### Data

==============================

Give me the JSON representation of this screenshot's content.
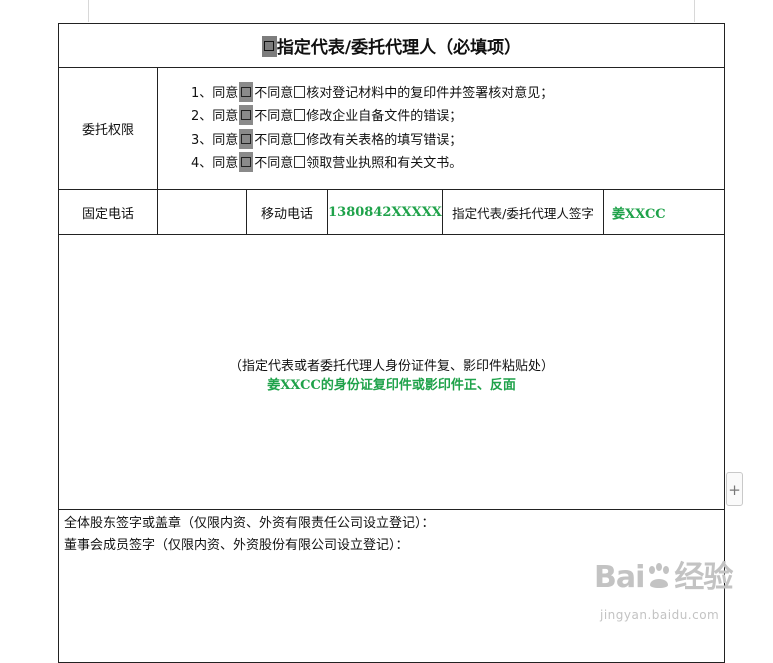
{
  "form": {
    "title": "指定代表/委托代理人（必填项）",
    "permissions": {
      "label": "委托权限",
      "items": [
        {
          "num": "1、同意",
          "mid": "不同意",
          "text": "核对登记材料中的复印件并签署核对意见；"
        },
        {
          "num": "2、同意",
          "mid": "不同意",
          "text": "修改企业自备文件的错误；"
        },
        {
          "num": "3、同意",
          "mid": "不同意",
          "text": "修改有关表格的填写错误；"
        },
        {
          "num": "4、同意",
          "mid": "不同意",
          "text": "领取营业执照和有关文书。"
        }
      ]
    },
    "contact": {
      "landline_label": "固定电话",
      "landline_value": "",
      "mobile_label": "移动电话",
      "mobile_value": "1380842XXXXX",
      "signature_label": "指定代表/委托代理人签字",
      "signature_value": "姜XXCC"
    },
    "id_area": {
      "note": "（指定代表或者委托代理人身份证件复、影印件粘贴处）",
      "filled": "姜XXCC的身份证复印件或影印件正、反面"
    },
    "shareholders": {
      "line1": "全体股东签字或盖章（仅限内资、外资有限责任公司设立登记）：",
      "line2": "董事会成员签字（仅限内资、外资股份有限公司设立登记）："
    }
  },
  "watermark": {
    "brand": "Bai",
    "brand_suffix": "经验",
    "url": "jingyan.baidu.com"
  },
  "handle": {
    "symbol": "+"
  }
}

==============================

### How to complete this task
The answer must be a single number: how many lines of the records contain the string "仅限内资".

### Your response
2